Provided data:

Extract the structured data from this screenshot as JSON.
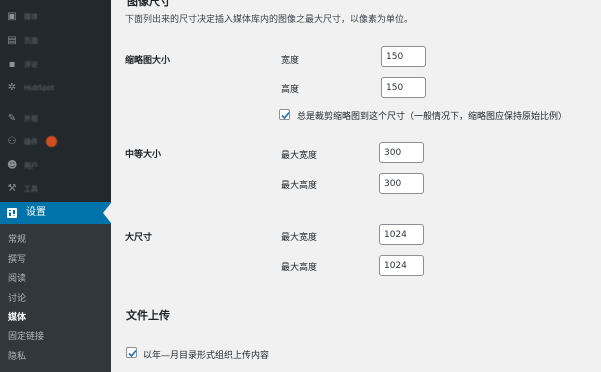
{
  "sidebar": {
    "items": [
      {
        "label": "媒体",
        "icon": "media-icon"
      },
      {
        "label": "页面",
        "icon": "pages-icon"
      },
      {
        "label": "评论",
        "icon": "comments-icon"
      },
      {
        "label": "HubSpot",
        "icon": "hubspot-icon"
      },
      {
        "label": "外观",
        "icon": "appearance-icon"
      },
      {
        "label": "插件",
        "icon": "plugins-icon"
      },
      {
        "label": "用户",
        "icon": "users-icon"
      },
      {
        "label": "工具",
        "icon": "tools-icon"
      }
    ],
    "active_item": {
      "label": "设置",
      "icon": "settings-icon"
    },
    "submenu": [
      "常规",
      "撰写",
      "阅读",
      "讨论",
      "媒体",
      "固定链接",
      "隐私"
    ],
    "current_submenu": "媒体",
    "colors": {
      "sidebar_bg": "#23282d",
      "active_bg": "#0073aa",
      "submenu_bg": "#32373c",
      "badge": "#d54e21"
    }
  },
  "main": {
    "section_title": "图像尺寸",
    "description": "下面列出来的尺寸决定插入媒体库内的图像之最大尺寸，以像素为单位。",
    "thumbnail": {
      "label": "缩略图大小",
      "width_label": "宽度",
      "width_value": "150",
      "height_label": "高度",
      "height_value": "150",
      "crop_label": "总是裁剪缩略图到这个尺寸（一般情况下，缩略图应保持原始比例）",
      "crop_checked": true
    },
    "medium": {
      "label": "中等大小",
      "max_width_label": "最大宽度",
      "max_width_value": "300",
      "max_height_label": "最大高度",
      "max_height_value": "300"
    },
    "large": {
      "label": "大尺寸",
      "max_width_label": "最大宽度",
      "max_width_value": "1024",
      "max_height_label": "最大高度",
      "max_height_value": "1024"
    },
    "uploads": {
      "section_title": "文件上传",
      "organize_label": "以年—月目录形式组织上传内容",
      "organize_checked": true
    },
    "accent_color": "#2271b1"
  }
}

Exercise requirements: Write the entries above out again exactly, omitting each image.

The answer:
Extract the structured data from this screenshot as JSON.
{
  "sidebar": {
    "items": [
      {
        "label": "媒体",
        "icon": "media-icon"
      },
      {
        "label": "页面",
        "icon": "pages-icon"
      },
      {
        "label": "评论",
        "icon": "comments-icon"
      },
      {
        "label": "HubSpot",
        "icon": "hubspot-icon"
      },
      {
        "label": "外观",
        "icon": "appearance-icon"
      },
      {
        "label": "插件",
        "icon": "plugins-icon"
      },
      {
        "label": "用户",
        "icon": "users-icon"
      },
      {
        "label": "工具",
        "icon": "tools-icon"
      }
    ],
    "active_item": {
      "label": "设置",
      "icon": "settings-icon"
    },
    "submenu": [
      "常规",
      "撰写",
      "阅读",
      "讨论",
      "媒体",
      "固定链接",
      "隐私"
    ],
    "current_submenu": "媒体",
    "colors": {
      "sidebar_bg": "#23282d",
      "active_bg": "#0073aa",
      "submenu_bg": "#32373c",
      "badge": "#d54e21"
    }
  },
  "main": {
    "section_title": "图像尺寸",
    "description": "下面列出来的尺寸决定插入媒体库内的图像之最大尺寸，以像素为单位。",
    "thumbnail": {
      "label": "缩略图大小",
      "width_label": "宽度",
      "width_value": "150",
      "height_label": "高度",
      "height_value": "150",
      "crop_label": "总是裁剪缩略图到这个尺寸（一般情况下，缩略图应保持原始比例）",
      "crop_checked": true
    },
    "medium": {
      "label": "中等大小",
      "max_width_label": "最大宽度",
      "max_width_value": "300",
      "max_height_label": "最大高度",
      "max_height_value": "300"
    },
    "large": {
      "label": "大尺寸",
      "max_width_label": "最大宽度",
      "max_width_value": "1024",
      "max_height_label": "最大高度",
      "max_height_value": "1024"
    },
    "uploads": {
      "section_title": "文件上传",
      "organize_label": "以年—月目录形式组织上传内容",
      "organize_checked": true
    },
    "accent_color": "#2271b1"
  }
}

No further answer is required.